▸ REQUIREMENT
Everything from the line containing "Give me the" to the end of the listing, both included, should be returned exactly, apart from the pictures.

▸ DATA EXCERPTS

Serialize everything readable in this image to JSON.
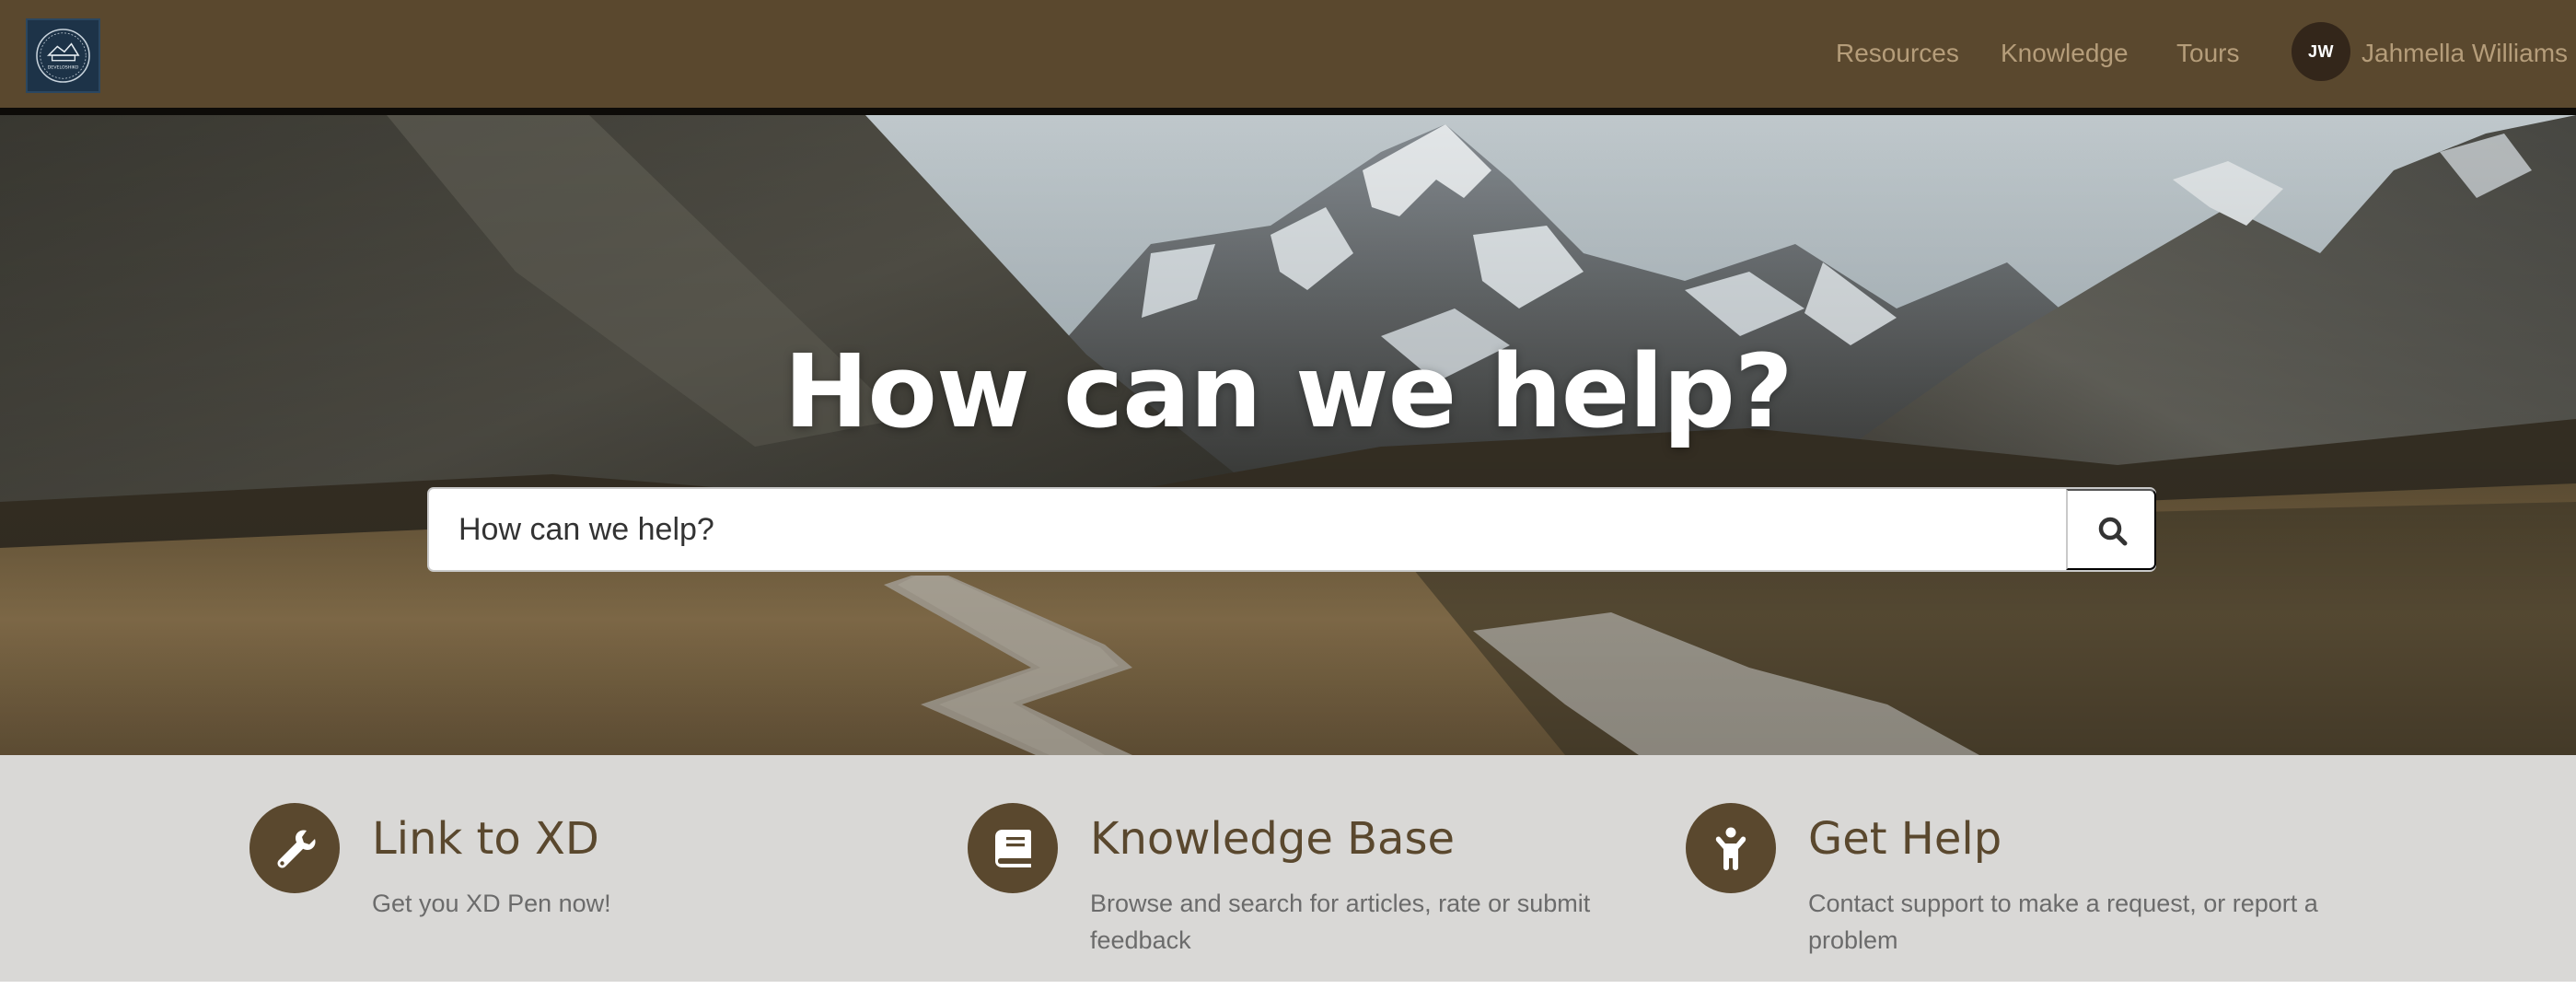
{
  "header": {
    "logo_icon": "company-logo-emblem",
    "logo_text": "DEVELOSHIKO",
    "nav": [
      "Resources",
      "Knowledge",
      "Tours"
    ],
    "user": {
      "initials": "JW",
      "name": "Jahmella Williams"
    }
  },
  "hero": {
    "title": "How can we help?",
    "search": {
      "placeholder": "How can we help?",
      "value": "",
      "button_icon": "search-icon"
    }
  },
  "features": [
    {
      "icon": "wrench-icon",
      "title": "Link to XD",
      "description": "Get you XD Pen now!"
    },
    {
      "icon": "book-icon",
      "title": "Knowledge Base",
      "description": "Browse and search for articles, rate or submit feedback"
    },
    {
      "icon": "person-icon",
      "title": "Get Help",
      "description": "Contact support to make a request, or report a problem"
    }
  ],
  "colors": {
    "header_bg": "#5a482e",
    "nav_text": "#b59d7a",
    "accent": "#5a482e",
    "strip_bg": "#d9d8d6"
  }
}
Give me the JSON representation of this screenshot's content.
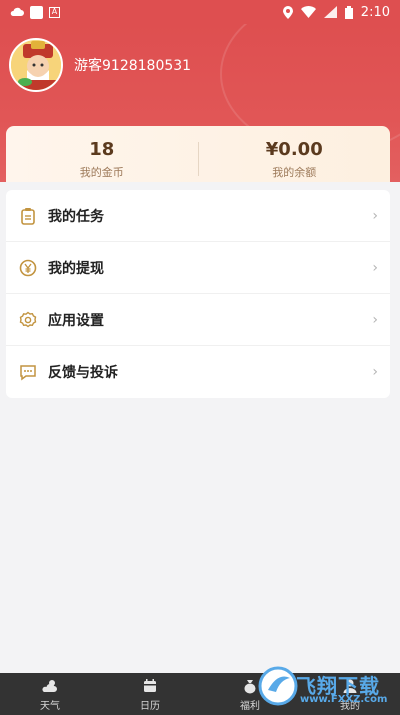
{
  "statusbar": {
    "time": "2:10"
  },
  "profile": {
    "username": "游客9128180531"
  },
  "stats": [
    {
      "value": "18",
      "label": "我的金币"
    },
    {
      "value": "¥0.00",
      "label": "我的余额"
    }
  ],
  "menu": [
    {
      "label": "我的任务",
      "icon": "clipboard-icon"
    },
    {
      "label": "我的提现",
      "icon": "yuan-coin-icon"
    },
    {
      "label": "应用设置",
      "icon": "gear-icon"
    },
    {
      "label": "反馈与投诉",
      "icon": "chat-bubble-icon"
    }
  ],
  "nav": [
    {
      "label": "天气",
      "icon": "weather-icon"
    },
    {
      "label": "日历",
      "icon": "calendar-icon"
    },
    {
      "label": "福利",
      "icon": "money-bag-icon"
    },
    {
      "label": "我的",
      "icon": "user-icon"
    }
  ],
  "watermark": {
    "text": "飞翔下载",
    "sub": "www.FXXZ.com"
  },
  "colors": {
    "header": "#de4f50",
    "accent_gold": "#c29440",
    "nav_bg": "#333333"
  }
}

▸ ANSWER
Give me the JSON representation of this screenshot's content.
{
  "statusbar": {
    "time": "2:10"
  },
  "profile": {
    "username": "游客9128180531"
  },
  "stats": [
    {
      "value": "18",
      "label": "我的金币"
    },
    {
      "value": "¥0.00",
      "label": "我的余额"
    }
  ],
  "menu": [
    {
      "label": "我的任务",
      "icon": "clipboard-icon"
    },
    {
      "label": "我的提现",
      "icon": "yuan-coin-icon"
    },
    {
      "label": "应用设置",
      "icon": "gear-icon"
    },
    {
      "label": "反馈与投诉",
      "icon": "chat-bubble-icon"
    }
  ],
  "nav": [
    {
      "label": "天气",
      "icon": "weather-icon"
    },
    {
      "label": "日历",
      "icon": "calendar-icon"
    },
    {
      "label": "福利",
      "icon": "money-bag-icon"
    },
    {
      "label": "我的",
      "icon": "user-icon"
    }
  ],
  "watermark": {
    "text": "飞翔下载",
    "sub": "www.FXXZ.com"
  },
  "colors": {
    "header": "#de4f50",
    "accent_gold": "#c29440",
    "nav_bg": "#333333"
  }
}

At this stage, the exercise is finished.